-- Information shown --
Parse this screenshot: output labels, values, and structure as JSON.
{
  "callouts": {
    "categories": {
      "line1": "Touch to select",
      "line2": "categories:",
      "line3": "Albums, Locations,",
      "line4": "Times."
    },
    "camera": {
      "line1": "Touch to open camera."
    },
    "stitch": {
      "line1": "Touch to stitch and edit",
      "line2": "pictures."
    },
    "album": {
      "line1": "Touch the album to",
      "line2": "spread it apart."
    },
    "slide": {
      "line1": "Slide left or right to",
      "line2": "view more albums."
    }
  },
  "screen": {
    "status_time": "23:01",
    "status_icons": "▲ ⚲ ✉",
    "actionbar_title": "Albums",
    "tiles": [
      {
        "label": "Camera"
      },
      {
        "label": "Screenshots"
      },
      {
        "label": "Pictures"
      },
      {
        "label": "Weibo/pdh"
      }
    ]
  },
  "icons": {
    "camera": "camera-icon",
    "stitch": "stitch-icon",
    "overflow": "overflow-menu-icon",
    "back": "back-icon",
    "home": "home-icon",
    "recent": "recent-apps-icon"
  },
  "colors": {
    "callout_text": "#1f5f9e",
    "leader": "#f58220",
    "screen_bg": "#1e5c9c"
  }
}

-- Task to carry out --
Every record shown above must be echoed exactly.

-- Written answer --
Parse this screenshot: output labels, values, and structure as JSON.
{
  "callouts": {
    "categories": {
      "line1": "Touch to select",
      "line2": "categories:",
      "line3": "Albums, Locations,",
      "line4": "Times."
    },
    "camera": {
      "line1": "Touch to open camera."
    },
    "stitch": {
      "line1": "Touch to stitch and edit",
      "line2": "pictures."
    },
    "album": {
      "line1": "Touch the album to",
      "line2": "spread it apart."
    },
    "slide": {
      "line1": "Slide left or right to",
      "line2": "view more albums."
    }
  },
  "screen": {
    "status_time": "23:01",
    "status_icons": "▲ ⚲ ✉",
    "actionbar_title": "Albums",
    "tiles": [
      {
        "label": "Camera"
      },
      {
        "label": "Screenshots"
      },
      {
        "label": "Pictures"
      },
      {
        "label": "Weibo/pdh"
      }
    ]
  },
  "icons": {
    "camera": "camera-icon",
    "stitch": "stitch-icon",
    "overflow": "overflow-menu-icon",
    "back": "back-icon",
    "home": "home-icon",
    "recent": "recent-apps-icon"
  },
  "colors": {
    "callout_text": "#1f5f9e",
    "leader": "#f58220",
    "screen_bg": "#1e5c9c"
  }
}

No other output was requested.